#### What you have to do
Among the lines below, how many have the string "true" in them? Only the number is wanted.

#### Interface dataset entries

=====

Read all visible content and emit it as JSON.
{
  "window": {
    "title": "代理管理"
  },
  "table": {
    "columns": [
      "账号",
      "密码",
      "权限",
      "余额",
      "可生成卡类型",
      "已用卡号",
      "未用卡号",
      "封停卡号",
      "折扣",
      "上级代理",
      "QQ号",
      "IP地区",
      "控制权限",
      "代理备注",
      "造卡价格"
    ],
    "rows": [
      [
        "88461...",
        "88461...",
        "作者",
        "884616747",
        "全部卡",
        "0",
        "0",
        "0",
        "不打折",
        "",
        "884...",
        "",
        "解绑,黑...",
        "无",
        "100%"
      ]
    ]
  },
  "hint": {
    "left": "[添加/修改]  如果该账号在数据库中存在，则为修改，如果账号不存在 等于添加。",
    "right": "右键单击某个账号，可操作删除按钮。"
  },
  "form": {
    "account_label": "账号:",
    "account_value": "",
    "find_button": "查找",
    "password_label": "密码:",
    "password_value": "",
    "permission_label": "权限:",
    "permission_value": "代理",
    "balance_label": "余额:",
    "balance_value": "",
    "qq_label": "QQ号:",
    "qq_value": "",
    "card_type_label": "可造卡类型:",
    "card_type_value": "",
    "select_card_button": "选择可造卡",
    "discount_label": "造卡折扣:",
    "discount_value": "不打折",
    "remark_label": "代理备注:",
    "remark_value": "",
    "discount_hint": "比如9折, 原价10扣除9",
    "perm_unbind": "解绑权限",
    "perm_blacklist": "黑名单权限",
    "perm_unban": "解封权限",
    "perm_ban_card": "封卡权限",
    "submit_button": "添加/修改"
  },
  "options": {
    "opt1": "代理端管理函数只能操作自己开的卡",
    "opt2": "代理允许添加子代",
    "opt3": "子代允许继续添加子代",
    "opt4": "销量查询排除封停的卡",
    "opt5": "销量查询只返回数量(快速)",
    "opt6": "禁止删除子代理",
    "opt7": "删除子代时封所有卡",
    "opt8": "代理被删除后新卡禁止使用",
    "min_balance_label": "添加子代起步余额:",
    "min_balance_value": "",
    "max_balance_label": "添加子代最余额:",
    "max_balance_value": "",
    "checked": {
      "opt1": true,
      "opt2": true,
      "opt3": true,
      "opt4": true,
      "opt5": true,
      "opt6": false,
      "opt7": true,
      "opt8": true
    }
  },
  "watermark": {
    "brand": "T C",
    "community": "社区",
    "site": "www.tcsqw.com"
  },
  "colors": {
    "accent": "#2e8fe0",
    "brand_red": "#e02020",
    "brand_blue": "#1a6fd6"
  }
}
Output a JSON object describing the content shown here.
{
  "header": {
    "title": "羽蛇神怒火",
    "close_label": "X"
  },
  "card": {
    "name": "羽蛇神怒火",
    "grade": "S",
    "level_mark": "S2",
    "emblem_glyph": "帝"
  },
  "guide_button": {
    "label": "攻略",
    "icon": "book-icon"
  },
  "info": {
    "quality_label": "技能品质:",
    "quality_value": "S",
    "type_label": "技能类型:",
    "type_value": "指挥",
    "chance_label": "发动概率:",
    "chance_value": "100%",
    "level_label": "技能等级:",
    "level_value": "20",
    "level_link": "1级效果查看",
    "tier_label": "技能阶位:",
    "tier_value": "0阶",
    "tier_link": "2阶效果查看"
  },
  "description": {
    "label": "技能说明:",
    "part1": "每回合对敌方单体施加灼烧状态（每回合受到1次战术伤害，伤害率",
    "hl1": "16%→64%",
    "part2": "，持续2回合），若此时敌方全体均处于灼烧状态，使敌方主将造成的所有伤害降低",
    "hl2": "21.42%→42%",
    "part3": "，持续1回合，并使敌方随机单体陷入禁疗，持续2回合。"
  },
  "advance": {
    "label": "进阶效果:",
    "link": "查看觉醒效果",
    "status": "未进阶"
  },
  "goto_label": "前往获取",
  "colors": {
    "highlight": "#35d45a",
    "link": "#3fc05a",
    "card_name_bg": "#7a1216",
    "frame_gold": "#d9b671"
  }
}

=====

#### Response box
7